The locker was close to being gone for good.
Renovations of the Cardinals’ locker room at the team’s Tempe practice facility started with taking down what was already there, and workmen were in the process of dismantling and throwing out the old wooden stalls that had served players since the facility opened in 1990.
But one locker the team was hoping to save. Pat Tillman’s last stall when he played for the team, one over from the south end up against the east wall, was a keeper. At least, that was the plan, and fortunately, Jim Omohundro -- the team’s broadcast and new media manager – got back in time to make that happen.

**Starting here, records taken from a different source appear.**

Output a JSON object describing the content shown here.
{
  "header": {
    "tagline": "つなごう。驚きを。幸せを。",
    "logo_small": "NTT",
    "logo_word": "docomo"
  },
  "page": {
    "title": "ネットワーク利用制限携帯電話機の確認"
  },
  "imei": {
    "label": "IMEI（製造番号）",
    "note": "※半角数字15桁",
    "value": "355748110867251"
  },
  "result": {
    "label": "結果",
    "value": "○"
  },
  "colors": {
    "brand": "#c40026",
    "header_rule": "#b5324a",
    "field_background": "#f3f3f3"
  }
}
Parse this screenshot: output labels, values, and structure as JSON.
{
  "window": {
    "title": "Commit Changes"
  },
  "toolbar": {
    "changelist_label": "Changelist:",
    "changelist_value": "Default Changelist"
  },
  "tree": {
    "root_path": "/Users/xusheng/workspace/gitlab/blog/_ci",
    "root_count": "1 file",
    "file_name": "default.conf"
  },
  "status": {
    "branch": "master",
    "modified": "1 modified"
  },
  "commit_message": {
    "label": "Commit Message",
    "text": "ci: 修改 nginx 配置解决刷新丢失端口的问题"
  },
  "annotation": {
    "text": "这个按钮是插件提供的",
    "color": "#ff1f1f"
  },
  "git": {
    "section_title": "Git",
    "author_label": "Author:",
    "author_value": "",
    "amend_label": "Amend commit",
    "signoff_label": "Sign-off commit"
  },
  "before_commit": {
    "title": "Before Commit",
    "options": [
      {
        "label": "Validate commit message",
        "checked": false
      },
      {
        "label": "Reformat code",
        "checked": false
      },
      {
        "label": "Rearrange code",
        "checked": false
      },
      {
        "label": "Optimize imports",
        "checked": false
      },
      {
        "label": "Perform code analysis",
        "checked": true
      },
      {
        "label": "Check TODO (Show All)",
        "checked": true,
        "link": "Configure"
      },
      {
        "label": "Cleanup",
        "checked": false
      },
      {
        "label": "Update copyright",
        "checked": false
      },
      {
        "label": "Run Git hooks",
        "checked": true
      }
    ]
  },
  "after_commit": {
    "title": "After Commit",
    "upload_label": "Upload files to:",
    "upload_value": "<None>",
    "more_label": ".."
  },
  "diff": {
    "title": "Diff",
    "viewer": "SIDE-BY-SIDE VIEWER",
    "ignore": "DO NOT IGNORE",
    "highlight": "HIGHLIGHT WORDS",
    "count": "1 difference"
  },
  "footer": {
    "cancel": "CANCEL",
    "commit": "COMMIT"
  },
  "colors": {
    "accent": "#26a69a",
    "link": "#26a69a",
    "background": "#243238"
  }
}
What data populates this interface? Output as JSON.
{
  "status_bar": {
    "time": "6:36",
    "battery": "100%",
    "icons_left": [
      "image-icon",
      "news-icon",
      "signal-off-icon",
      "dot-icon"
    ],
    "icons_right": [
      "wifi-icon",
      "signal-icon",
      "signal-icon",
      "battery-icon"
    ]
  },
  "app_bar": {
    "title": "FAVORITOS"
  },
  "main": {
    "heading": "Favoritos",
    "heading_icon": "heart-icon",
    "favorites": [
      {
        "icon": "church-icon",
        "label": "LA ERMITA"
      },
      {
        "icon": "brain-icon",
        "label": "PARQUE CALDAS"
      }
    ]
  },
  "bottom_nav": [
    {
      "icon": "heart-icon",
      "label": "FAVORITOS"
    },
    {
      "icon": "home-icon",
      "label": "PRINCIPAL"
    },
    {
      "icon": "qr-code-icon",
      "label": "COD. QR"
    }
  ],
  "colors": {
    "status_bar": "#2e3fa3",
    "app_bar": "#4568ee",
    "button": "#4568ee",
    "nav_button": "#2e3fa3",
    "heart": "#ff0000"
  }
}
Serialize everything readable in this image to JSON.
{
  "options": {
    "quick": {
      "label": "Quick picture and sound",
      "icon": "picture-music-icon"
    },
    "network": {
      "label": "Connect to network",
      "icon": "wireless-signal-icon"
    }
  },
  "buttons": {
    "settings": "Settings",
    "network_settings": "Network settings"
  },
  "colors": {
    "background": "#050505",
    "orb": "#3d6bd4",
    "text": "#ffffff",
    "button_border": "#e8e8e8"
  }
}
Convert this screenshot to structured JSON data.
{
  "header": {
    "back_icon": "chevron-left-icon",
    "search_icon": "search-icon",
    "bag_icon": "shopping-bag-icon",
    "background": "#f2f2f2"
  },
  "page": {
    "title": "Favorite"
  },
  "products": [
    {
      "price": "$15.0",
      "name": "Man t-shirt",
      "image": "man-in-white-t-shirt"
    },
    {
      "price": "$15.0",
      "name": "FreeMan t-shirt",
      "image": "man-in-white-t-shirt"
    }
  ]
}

Eventually, the locker will be put together for public display, most likely stationed in the lobby of the same practice facility it has always lived. It will serve as yet another reminder of the one-time safety who left the Cardinals to join the military after the 2001 season and later lost his life in combat on April 22, 2004 – right before the NFL draft. With the anniversary of Tillman’s death approaching and the annual 4.2-mile run held in his honor a week from Saturday, it is the time of year when Tillman’s legacy resonates.
There are already small reminders of Tillman in the facility, including his portrait framed on the wall in the training room – a gesture done by former head athletic trainer John Omohundro, Jim’s father – and a print of Tillman’s iconic “scream” picture hanging in the office of current head athletic trainer Tom Reed.
The locker will be part of that.
The idea for keeping the locker germinated in 2006, when Omohundro was looking through old video tapes of the television segment “Wednesdays with Frank,” a bit hosted by then-wide receiver Frank Sanders in the team’s locker room after practice. In one standup during the 2000 season, Omohundro noticed Tillman’s locker in the background.
Omohundro – who has worked for the franchise in one fashion or another since 1990, when he was 14 -- noted its location and figured someday, the team might want to keep it around. In the meantime, he would make sure to approach every player who was granted that spot and tell them its history with Tillman. In recent years that corner of the locker room served the defensive line, so players like Gabe Watson and David Carter worked there. The final inhabitant was offensive lineman
“I heard (Tillman’s) story and thought, ‘What a courageous thing to do, to retire from this job to serve in the armed forces,’ ” said Fullington, who was only 12 when Tillman was killed. “To die in a tragic way is heartbreaking. But when I heard I had his locker, it was pretty crazy. Gave me goosebumps thinking about it. It’s an honor.”
Renovating the facility, and specifically the locker room, caught Omohundro’s attention.
“I thought, ‘Someone is going to want that locker.’ ” Omohundro said. “Whether it was us, or the Hall of Fame or the (Tillman) Foundation. Someone. I kept it in the back of my mind.”
Fortunately, Omohundro didn’t let it go too far to the back. When work quickly began post-Super Bowl to move on the locker room change, Omohundro happened to notice a blog post on azcardinals.com that pictured the lockers coming down. Away from the facility at the time, Omohundro rushed back to make the save. Coming around the corner he feared he was too late, but one final turn to the area showed that Tillman’s former stall was one of only a few left – and a worker headed to the corner with an electric saw, ready to take them down.
“I was like, ‘Whoa, whoa, whoa. Can we carefully cut this one out and set it aside?’ ” Omohundro said. “I explained it was Pat Tillman’s locker.”
It was saved. The equipment staff later slid back in a Tillman nameplate – replete with the “old” Cardinals logo of Tillman’s era – and it waits for the next step.
“I’ve got to salute Jim Omohundro for remembering that day the demolition was starting,” team president Michael Bidwill said. “It was great he was able to preserve that not only for the organization but all the fans. It will make a great display to honor Pat Tillman and everything he stood for as a Cardinal, as a Sun Devil, as a soldier and as a great person.”